[Data to process]

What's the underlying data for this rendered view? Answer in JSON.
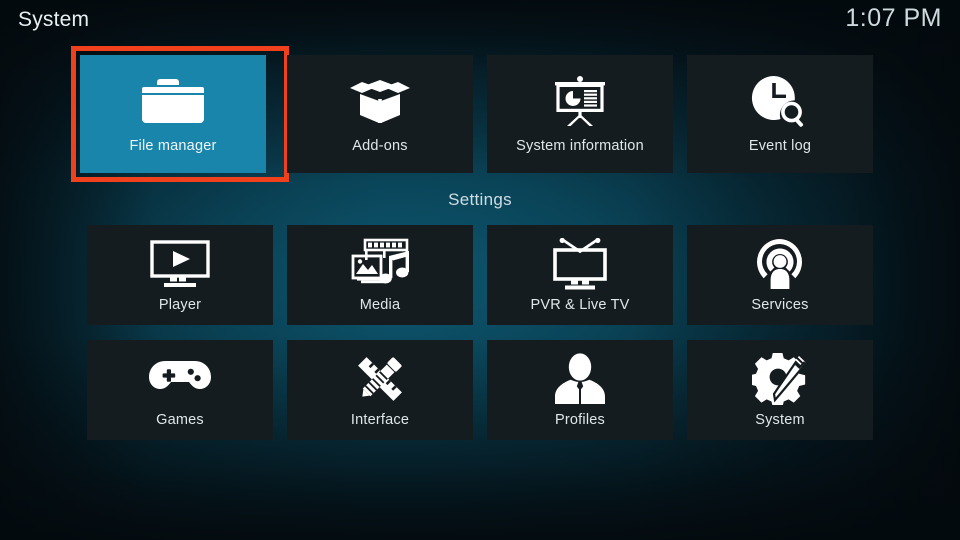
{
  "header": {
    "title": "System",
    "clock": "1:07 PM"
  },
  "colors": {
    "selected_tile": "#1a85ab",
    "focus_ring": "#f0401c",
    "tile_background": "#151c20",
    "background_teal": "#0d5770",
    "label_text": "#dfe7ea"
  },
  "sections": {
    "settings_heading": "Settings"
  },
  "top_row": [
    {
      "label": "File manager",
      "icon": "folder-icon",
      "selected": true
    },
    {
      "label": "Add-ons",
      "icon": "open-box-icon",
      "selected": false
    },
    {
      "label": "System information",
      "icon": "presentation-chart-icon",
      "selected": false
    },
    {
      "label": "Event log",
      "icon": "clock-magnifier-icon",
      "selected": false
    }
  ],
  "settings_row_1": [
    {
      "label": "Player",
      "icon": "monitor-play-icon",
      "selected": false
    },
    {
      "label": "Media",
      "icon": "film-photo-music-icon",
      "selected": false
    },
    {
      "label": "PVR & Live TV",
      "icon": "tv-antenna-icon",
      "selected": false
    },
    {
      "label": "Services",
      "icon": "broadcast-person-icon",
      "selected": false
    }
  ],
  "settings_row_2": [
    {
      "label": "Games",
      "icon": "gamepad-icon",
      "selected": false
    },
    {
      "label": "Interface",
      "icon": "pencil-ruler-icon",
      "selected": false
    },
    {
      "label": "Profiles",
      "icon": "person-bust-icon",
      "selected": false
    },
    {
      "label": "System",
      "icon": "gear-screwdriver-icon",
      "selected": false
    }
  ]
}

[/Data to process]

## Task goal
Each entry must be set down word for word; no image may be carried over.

## Expected answer
What's the underlying data for this rendered view? Answer in JSON.
{
  "header": {
    "title": "System",
    "clock": "1:07 PM"
  },
  "colors": {
    "selected_tile": "#1a85ab",
    "focus_ring": "#f0401c",
    "tile_background": "#151c20",
    "background_teal": "#0d5770",
    "label_text": "#dfe7ea"
  },
  "sections": {
    "settings_heading": "Settings"
  },
  "top_row": [
    {
      "label": "File manager",
      "icon": "folder-icon",
      "selected": true
    },
    {
      "label": "Add-ons",
      "icon": "open-box-icon",
      "selected": false
    },
    {
      "label": "System information",
      "icon": "presentation-chart-icon",
      "selected": false
    },
    {
      "label": "Event log",
      "icon": "clock-magnifier-icon",
      "selected": false
    }
  ],
  "settings_row_1": [
    {
      "label": "Player",
      "icon": "monitor-play-icon",
      "selected": false
    },
    {
      "label": "Media",
      "icon": "film-photo-music-icon",
      "selected": false
    },
    {
      "label": "PVR & Live TV",
      "icon": "tv-antenna-icon",
      "selected": false
    },
    {
      "label": "Services",
      "icon": "broadcast-person-icon",
      "selected": false
    }
  ],
  "settings_row_2": [
    {
      "label": "Games",
      "icon": "gamepad-icon",
      "selected": false
    },
    {
      "label": "Interface",
      "icon": "pencil-ruler-icon",
      "selected": false
    },
    {
      "label": "Profiles",
      "icon": "person-bust-icon",
      "selected": false
    },
    {
      "label": "System",
      "icon": "gear-screwdriver-icon",
      "selected": false
    }
  ]
}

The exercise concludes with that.